■ ASSIGNMENT
Restate the data below word for word, keeping each line intact.
EXERCISE DATA Start Marker
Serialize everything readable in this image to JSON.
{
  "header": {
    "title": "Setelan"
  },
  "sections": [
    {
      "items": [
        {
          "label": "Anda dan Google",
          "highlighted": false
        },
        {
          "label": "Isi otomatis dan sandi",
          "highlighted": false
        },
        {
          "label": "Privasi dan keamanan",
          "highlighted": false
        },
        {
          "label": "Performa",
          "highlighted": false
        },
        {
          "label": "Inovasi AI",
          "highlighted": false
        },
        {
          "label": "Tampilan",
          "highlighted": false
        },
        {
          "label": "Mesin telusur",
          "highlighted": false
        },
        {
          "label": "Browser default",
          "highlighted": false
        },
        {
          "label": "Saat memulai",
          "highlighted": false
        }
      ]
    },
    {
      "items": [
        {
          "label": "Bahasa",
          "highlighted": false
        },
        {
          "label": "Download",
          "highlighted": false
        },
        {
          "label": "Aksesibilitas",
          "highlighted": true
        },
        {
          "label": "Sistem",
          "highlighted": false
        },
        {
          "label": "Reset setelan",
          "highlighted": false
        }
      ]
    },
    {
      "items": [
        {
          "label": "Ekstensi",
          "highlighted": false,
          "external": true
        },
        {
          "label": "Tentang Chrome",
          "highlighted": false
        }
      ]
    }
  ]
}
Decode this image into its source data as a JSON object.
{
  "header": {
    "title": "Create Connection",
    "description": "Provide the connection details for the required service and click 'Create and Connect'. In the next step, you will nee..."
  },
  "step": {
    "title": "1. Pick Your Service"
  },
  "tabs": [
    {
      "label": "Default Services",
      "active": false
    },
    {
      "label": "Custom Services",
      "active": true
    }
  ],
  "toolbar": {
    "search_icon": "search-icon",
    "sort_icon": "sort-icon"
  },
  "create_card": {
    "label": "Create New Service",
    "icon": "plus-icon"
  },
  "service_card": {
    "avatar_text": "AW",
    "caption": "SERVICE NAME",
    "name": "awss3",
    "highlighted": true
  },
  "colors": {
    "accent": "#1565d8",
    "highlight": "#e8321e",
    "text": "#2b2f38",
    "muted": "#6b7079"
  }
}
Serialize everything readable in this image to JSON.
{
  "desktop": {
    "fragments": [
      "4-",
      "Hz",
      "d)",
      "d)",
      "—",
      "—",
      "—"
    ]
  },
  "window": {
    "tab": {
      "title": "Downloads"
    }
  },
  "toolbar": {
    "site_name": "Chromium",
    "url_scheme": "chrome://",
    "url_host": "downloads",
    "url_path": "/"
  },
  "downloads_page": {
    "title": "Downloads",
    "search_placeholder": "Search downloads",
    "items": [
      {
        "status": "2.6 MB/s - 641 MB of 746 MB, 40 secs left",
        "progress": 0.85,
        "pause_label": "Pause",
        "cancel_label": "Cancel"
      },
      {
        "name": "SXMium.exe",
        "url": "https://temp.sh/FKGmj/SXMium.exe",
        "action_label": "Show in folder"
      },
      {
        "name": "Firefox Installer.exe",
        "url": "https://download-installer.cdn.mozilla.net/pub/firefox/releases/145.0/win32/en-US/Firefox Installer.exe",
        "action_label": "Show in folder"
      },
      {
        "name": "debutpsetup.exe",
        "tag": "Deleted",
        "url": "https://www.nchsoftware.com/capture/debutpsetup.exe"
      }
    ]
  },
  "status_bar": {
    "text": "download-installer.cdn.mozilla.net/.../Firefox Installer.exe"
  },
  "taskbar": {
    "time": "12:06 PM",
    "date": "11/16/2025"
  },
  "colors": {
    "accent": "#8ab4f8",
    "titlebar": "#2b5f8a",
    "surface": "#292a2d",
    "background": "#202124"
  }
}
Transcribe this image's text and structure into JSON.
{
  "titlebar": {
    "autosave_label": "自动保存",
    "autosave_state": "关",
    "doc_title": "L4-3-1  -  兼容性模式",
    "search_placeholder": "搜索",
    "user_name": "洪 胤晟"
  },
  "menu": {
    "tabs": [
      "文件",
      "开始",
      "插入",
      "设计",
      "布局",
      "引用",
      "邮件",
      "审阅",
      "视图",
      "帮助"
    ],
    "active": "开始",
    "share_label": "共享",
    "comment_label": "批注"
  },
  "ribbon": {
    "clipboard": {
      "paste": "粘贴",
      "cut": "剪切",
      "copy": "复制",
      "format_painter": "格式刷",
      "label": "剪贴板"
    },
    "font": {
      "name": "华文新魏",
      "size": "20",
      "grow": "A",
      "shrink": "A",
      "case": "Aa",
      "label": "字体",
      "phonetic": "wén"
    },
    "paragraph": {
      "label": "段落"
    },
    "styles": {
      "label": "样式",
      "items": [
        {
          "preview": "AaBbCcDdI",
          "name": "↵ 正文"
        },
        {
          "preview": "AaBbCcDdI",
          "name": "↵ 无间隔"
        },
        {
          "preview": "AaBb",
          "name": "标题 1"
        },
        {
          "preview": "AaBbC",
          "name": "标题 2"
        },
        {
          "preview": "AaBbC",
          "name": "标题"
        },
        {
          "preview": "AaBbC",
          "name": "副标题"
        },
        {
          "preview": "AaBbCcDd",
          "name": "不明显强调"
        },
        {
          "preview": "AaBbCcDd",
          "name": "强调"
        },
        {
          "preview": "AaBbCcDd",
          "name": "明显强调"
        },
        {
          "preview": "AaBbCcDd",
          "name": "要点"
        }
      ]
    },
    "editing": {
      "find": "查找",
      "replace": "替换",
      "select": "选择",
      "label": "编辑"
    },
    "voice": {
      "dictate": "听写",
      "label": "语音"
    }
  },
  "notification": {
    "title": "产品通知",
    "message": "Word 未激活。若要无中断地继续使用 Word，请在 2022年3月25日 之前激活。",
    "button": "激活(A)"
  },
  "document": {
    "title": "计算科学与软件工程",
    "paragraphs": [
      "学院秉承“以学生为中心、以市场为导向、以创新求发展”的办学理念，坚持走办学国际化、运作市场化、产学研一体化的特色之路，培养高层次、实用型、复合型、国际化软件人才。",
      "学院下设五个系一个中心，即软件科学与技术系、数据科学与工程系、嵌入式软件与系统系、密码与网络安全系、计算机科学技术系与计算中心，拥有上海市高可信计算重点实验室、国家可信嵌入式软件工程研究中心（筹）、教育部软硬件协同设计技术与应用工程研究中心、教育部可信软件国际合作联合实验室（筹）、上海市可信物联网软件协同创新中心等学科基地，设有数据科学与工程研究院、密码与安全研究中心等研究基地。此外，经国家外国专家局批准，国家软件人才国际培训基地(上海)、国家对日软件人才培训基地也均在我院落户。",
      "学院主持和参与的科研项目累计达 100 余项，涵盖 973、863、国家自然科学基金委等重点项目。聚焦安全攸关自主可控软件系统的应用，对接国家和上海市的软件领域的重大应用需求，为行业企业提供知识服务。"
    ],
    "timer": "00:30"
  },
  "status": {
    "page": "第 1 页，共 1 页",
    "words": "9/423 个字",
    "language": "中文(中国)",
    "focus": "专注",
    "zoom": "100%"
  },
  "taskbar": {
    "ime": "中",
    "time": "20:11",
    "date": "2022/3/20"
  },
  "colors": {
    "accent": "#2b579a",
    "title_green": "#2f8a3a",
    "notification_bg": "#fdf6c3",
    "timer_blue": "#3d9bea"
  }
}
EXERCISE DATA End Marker
■ RESPONSE BELOW
Serialize everything readable in this image to JSON.
{
  "header": {
    "title": "Setelan"
  },
  "sections": [
    {
      "items": [
        {
          "label": "Anda dan Google",
          "highlighted": false
        },
        {
          "label": "Isi otomatis dan sandi",
          "highlighted": false
        },
        {
          "label": "Privasi dan keamanan",
          "highlighted": false
        },
        {
          "label": "Performa",
          "highlighted": false
        },
        {
          "label": "Inovasi AI",
          "highlighted": false
        },
        {
          "label": "Tampilan",
          "highlighted": false
        },
        {
          "label": "Mesin telusur",
          "highlighted": false
        },
        {
          "label": "Browser default",
          "highlighted": false
        },
        {
          "label": "Saat memulai",
          "highlighted": false
        }
      ]
    },
    {
      "items": [
        {
          "label": "Bahasa",
          "highlighted": false
        },
        {
          "label": "Download",
          "highlighted": false
        },
        {
          "label": "Aksesibilitas",
          "highlighted": true
        },
        {
          "label": "Sistem",
          "highlighted": false
        },
        {
          "label": "Reset setelan",
          "highlighted": false
        }
      ]
    },
    {
      "items": [
        {
          "label": "Ekstensi",
          "highlighted": false,
          "external": true
        },
        {
          "label": "Tentang Chrome",
          "highlighted": false
        }
      ]
    }
  ]
}
Decode this image into its source data as a JSON object.
{
  "header": {
    "title": "Create Connection",
    "description": "Provide the connection details for the required service and click 'Create and Connect'. In the next step, you will nee..."
  },
  "step": {
    "title": "1. Pick Your Service"
  },
  "tabs": [
    {
      "label": "Default Services",
      "active": false
    },
    {
      "label": "Custom Services",
      "active": true
    }
  ],
  "toolbar": {
    "search_icon": "search-icon",
    "sort_icon": "sort-icon"
  },
  "create_card": {
    "label": "Create New Service",
    "icon": "plus-icon"
  },
  "service_card": {
    "avatar_text": "AW",
    "caption": "SERVICE NAME",
    "name": "awss3",
    "highlighted": true
  },
  "colors": {
    "accent": "#1565d8",
    "highlight": "#e8321e",
    "text": "#2b2f38",
    "muted": "#6b7079"
  }
}
Serialize everything readable in this image to JSON.
{
  "desktop": {
    "fragments": [
      "4-",
      "Hz",
      "d)",
      "d)",
      "—",
      "—",
      "—"
    ]
  },
  "window": {
    "tab": {
      "title": "Downloads"
    }
  },
  "toolbar": {
    "site_name": "Chromium",
    "url_scheme": "chrome://",
    "url_host": "downloads",
    "url_path": "/"
  },
  "downloads_page": {
    "title": "Downloads",
    "search_placeholder": "Search downloads",
    "items": [
      {
        "status": "2.6 MB/s - 641 MB of 746 MB, 40 secs left",
        "progress": 0.85,
        "pause_label": "Pause",
        "cancel_label": "Cancel"
      },
      {
        "name": "SXMium.exe",
        "url": "https://temp.sh/FKGmj/SXMium.exe",
        "action_label": "Show in folder"
      },
      {
        "name": "Firefox Installer.exe",
        "url": "https://download-installer.cdn.mozilla.net/pub/firefox/releases/145.0/win32/en-US/Firefox Installer.exe",
        "action_label": "Show in folder"
      },
      {
        "name": "debutpsetup.exe",
        "tag": "Deleted",
        "url": "https://www.nchsoftware.com/capture/debutpsetup.exe"
      }
    ]
  },
  "status_bar": {
    "text": "download-installer.cdn.mozilla.net/.../Firefox Installer.exe"
  },
  "taskbar": {
    "time": "12:06 PM",
    "date": "11/16/2025"
  },
  "colors": {
    "accent": "#8ab4f8",
    "titlebar": "#2b5f8a",
    "surface": "#292a2d",
    "background": "#202124"
  }
}
Transcribe this image's text and structure into JSON.
{
  "titlebar": {
    "autosave_label": "自动保存",
    "autosave_state": "关",
    "doc_title": "L4-3-1  -  兼容性模式",
    "search_placeholder": "搜索",
    "user_name": "洪 胤晟"
  },
  "menu": {
    "tabs": [
      "文件",
      "开始",
      "插入",
      "设计",
      "布局",
      "引用",
      "邮件",
      "审阅",
      "视图",
      "帮助"
    ],
    "active": "开始",
    "share_label": "共享",
    "comment_label": "批注"
  },
  "ribbon": {
    "clipboard": {
      "paste": "粘贴",
      "cut": "剪切",
      "copy": "复制",
      "format_painter": "格式刷",
      "label": "剪贴板"
    },
    "font": {
      "name": "华文新魏",
      "size": "20",
      "grow": "A",
      "shrink": "A",
      "case": "Aa",
      "label": "字体",
      "phonetic": "wén"
    },
    "paragraph": {
      "label": "段落"
    },
    "styles": {
      "label": "样式",
      "items": [
        {
          "preview": "AaBbCcDdI",
          "name": "↵ 正文"
        },
        {
          "preview": "AaBbCcDdI",
          "name": "↵ 无间隔"
        },
        {
          "preview": "AaBb",
          "name": "标题 1"
        },
        {
          "preview": "AaBbC",
          "name": "标题 2"
        },
        {
          "preview": "AaBbC",
          "name": "标题"
        },
        {
          "preview": "AaBbC",
          "name": "副标题"
        },
        {
          "preview": "AaBbCcDd",
          "name": "不明显强调"
        },
        {
          "preview": "AaBbCcDd",
          "name": "强调"
        },
        {
          "preview": "AaBbCcDd",
          "name": "明显强调"
        },
        {
          "preview": "AaBbCcDd",
          "name": "要点"
        }
      ]
    },
    "editing": {
      "find": "查找",
      "replace": "替换",
      "select": "选择",
      "label": "编辑"
    },
    "voice": {
      "dictate": "听写",
      "label": "语音"
    }
  },
  "notification": {
    "title": "产品通知",
    "message": "Word 未激活。若要无中断地继续使用 Word，请在 2022年3月25日 之前激活。",
    "button": "激活(A)"
  },
  "document": {
    "title": "计算科学与软件工程",
    "paragraphs": [
      "学院秉承“以学生为中心、以市场为导向、以创新求发展”的办学理念，坚持走办学国际化、运作市场化、产学研一体化的特色之路，培养高层次、实用型、复合型、国际化软件人才。",
      "学院下设五个系一个中心，即软件科学与技术系、数据科学与工程系、嵌入式软件与系统系、密码与网络安全系、计算机科学技术系与计算中心，拥有上海市高可信计算重点实验室、国家可信嵌入式软件工程研究中心（筹）、教育部软硬件协同设计技术与应用工程研究中心、教育部可信软件国际合作联合实验室（筹）、上海市可信物联网软件协同创新中心等学科基地，设有数据科学与工程研究院、密码与安全研究中心等研究基地。此外，经国家外国专家局批准，国家软件人才国际培训基地(上海)、国家对日软件人才培训基地也均在我院落户。",
      "学院主持和参与的科研项目累计达 100 余项，涵盖 973、863、国家自然科学基金委等重点项目。聚焦安全攸关自主可控软件系统的应用，对接国家和上海市的软件领域的重大应用需求，为行业企业提供知识服务。"
    ],
    "timer": "00:30"
  },
  "status": {
    "page": "第 1 页，共 1 页",
    "words": "9/423 个字",
    "language": "中文(中国)",
    "focus": "专注",
    "zoom": "100%"
  },
  "taskbar": {
    "ime": "中",
    "time": "20:11",
    "date": "2022/3/20"
  },
  "colors": {
    "accent": "#2b579a",
    "title_green": "#2f8a3a",
    "notification_bg": "#fdf6c3",
    "timer_blue": "#3d9bea"
  }
}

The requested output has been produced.